DATA RECORDS =

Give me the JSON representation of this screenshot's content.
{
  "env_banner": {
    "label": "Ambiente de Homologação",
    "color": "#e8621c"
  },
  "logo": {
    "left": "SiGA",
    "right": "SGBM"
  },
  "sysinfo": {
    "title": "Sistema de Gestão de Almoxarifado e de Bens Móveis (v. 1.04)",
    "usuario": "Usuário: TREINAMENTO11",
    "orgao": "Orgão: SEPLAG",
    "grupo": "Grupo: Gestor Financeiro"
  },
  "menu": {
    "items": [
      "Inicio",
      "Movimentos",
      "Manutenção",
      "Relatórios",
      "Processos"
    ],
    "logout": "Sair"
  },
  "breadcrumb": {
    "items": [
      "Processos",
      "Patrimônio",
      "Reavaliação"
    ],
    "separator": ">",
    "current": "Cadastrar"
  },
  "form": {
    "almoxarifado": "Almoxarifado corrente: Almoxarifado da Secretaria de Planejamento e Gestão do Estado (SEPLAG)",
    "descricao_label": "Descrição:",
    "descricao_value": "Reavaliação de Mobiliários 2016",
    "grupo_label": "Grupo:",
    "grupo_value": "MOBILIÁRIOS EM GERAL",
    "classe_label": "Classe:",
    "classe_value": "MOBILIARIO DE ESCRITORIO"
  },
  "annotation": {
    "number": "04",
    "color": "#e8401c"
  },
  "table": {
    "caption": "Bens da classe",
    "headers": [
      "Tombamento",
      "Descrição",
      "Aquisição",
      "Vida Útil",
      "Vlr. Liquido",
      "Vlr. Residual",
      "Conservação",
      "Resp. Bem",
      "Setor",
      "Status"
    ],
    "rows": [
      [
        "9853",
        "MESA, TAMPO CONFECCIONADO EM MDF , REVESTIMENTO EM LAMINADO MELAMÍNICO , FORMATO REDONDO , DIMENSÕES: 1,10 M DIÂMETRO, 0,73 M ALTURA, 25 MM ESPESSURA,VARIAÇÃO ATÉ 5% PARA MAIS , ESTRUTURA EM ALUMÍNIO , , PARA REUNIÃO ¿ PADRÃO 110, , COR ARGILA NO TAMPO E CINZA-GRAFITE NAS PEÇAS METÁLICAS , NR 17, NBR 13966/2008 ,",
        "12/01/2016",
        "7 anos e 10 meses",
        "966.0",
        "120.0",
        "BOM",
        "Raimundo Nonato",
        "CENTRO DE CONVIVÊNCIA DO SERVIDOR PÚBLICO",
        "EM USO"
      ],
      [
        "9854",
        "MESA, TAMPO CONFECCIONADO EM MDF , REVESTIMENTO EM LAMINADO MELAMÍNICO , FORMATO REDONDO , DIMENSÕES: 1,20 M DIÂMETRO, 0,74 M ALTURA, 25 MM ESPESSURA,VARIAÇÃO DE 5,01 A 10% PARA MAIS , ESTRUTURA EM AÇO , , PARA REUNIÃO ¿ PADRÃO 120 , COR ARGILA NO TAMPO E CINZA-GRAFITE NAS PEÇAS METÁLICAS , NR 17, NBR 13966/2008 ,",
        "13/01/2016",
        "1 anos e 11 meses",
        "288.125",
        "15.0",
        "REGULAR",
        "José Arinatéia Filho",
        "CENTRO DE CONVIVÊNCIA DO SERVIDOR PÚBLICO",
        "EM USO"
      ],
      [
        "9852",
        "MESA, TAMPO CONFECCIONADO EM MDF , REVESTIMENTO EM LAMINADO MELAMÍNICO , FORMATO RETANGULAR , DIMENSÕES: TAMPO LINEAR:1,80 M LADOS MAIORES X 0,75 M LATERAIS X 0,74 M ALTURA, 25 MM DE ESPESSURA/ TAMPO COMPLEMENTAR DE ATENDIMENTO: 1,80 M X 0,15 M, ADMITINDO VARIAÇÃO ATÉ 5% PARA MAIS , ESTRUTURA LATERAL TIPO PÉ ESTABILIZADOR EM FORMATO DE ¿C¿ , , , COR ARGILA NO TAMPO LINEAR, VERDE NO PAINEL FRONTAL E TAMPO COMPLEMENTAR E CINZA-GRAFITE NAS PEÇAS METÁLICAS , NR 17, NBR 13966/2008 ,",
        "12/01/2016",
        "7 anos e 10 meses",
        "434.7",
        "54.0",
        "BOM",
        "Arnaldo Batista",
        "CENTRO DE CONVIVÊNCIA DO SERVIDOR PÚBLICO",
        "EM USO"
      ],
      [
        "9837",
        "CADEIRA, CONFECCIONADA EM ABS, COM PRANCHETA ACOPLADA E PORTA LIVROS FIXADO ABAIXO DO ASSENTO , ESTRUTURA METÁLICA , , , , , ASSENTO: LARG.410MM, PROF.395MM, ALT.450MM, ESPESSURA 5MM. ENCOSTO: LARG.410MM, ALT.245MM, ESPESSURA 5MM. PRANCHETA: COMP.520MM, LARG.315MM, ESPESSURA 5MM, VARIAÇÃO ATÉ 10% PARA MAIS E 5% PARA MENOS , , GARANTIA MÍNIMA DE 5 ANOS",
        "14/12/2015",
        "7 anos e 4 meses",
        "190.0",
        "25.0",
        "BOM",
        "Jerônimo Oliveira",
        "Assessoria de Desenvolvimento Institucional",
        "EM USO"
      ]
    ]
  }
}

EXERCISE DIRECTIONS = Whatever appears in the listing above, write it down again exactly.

WRITTEN REPLY =
Give me the JSON representation of this screenshot's content.
{
  "env_banner": {
    "label": "Ambiente de Homologação",
    "color": "#e8621c"
  },
  "logo": {
    "left": "SiGA",
    "right": "SGBM"
  },
  "sysinfo": {
    "title": "Sistema de Gestão de Almoxarifado e de Bens Móveis (v. 1.04)",
    "usuario": "Usuário: TREINAMENTO11",
    "orgao": "Orgão: SEPLAG",
    "grupo": "Grupo: Gestor Financeiro"
  },
  "menu": {
    "items": [
      "Inicio",
      "Movimentos",
      "Manutenção",
      "Relatórios",
      "Processos"
    ],
    "logout": "Sair"
  },
  "breadcrumb": {
    "items": [
      "Processos",
      "Patrimônio",
      "Reavaliação"
    ],
    "separator": ">",
    "current": "Cadastrar"
  },
  "form": {
    "almoxarifado": "Almoxarifado corrente: Almoxarifado da Secretaria de Planejamento e Gestão do Estado (SEPLAG)",
    "descricao_label": "Descrição:",
    "descricao_value": "Reavaliação de Mobiliários 2016",
    "grupo_label": "Grupo:",
    "grupo_value": "MOBILIÁRIOS EM GERAL",
    "classe_label": "Classe:",
    "classe_value": "MOBILIARIO DE ESCRITORIO"
  },
  "annotation": {
    "number": "04",
    "color": "#e8401c"
  },
  "table": {
    "caption": "Bens da classe",
    "headers": [
      "Tombamento",
      "Descrição",
      "Aquisição",
      "Vida Útil",
      "Vlr. Liquido",
      "Vlr. Residual",
      "Conservação",
      "Resp. Bem",
      "Setor",
      "Status"
    ],
    "rows": [
      [
        "9853",
        "MESA, TAMPO CONFECCIONADO EM MDF , REVESTIMENTO EM LAMINADO MELAMÍNICO , FORMATO REDONDO , DIMENSÕES: 1,10 M DIÂMETRO, 0,73 M ALTURA, 25 MM ESPESSURA,VARIAÇÃO ATÉ 5% PARA MAIS , ESTRUTURA EM ALUMÍNIO , , PARA REUNIÃO ¿ PADRÃO 110, , COR ARGILA NO TAMPO E CINZA-GRAFITE NAS PEÇAS METÁLICAS , NR 17, NBR 13966/2008 ,",
        "12/01/2016",
        "7 anos e 10 meses",
        "966.0",
        "120.0",
        "BOM",
        "Raimundo Nonato",
        "CENTRO DE CONVIVÊNCIA DO SERVIDOR PÚBLICO",
        "EM USO"
      ],
      [
        "9854",
        "MESA, TAMPO CONFECCIONADO EM MDF , REVESTIMENTO EM LAMINADO MELAMÍNICO , FORMATO REDONDO , DIMENSÕES: 1,20 M DIÂMETRO, 0,74 M ALTURA, 25 MM ESPESSURA,VARIAÇÃO DE 5,01 A 10% PARA MAIS , ESTRUTURA EM AÇO , , PARA REUNIÃO ¿ PADRÃO 120 , COR ARGILA NO TAMPO E CINZA-GRAFITE NAS PEÇAS METÁLICAS , NR 17, NBR 13966/2008 ,",
        "13/01/2016",
        "1 anos e 11 meses",
        "288.125",
        "15.0",
        "REGULAR",
        "José Arinatéia Filho",
        "CENTRO DE CONVIVÊNCIA DO SERVIDOR PÚBLICO",
        "EM USO"
      ],
      [
        "9852",
        "MESA, TAMPO CONFECCIONADO EM MDF , REVESTIMENTO EM LAMINADO MELAMÍNICO , FORMATO RETANGULAR , DIMENSÕES: TAMPO LINEAR:1,80 M LADOS MAIORES X 0,75 M LATERAIS X 0,74 M ALTURA, 25 MM DE ESPESSURA/ TAMPO COMPLEMENTAR DE ATENDIMENTO: 1,80 M X 0,15 M, ADMITINDO VARIAÇÃO ATÉ 5% PARA MAIS , ESTRUTURA LATERAL TIPO PÉ ESTABILIZADOR EM FORMATO DE ¿C¿ , , , COR ARGILA NO TAMPO LINEAR, VERDE NO PAINEL FRONTAL E TAMPO COMPLEMENTAR E CINZA-GRAFITE NAS PEÇAS METÁLICAS , NR 17, NBR 13966/2008 ,",
        "12/01/2016",
        "7 anos e 10 meses",
        "434.7",
        "54.0",
        "BOM",
        "Arnaldo Batista",
        "CENTRO DE CONVIVÊNCIA DO SERVIDOR PÚBLICO",
        "EM USO"
      ],
      [
        "9837",
        "CADEIRA, CONFECCIONADA EM ABS, COM PRANCHETA ACOPLADA E PORTA LIVROS FIXADO ABAIXO DO ASSENTO , ESTRUTURA METÁLICA , , , , , ASSENTO: LARG.410MM, PROF.395MM, ALT.450MM, ESPESSURA 5MM. ENCOSTO: LARG.410MM, ALT.245MM, ESPESSURA 5MM. PRANCHETA: COMP.520MM, LARG.315MM, ESPESSURA 5MM, VARIAÇÃO ATÉ 10% PARA MAIS E 5% PARA MENOS , , GARANTIA MÍNIMA DE 5 ANOS",
        "14/12/2015",
        "7 anos e 4 meses",
        "190.0",
        "25.0",
        "BOM",
        "Jerônimo Oliveira",
        "Assessoria de Desenvolvimento Institucional",
        "EM USO"
      ]
    ]
  }
}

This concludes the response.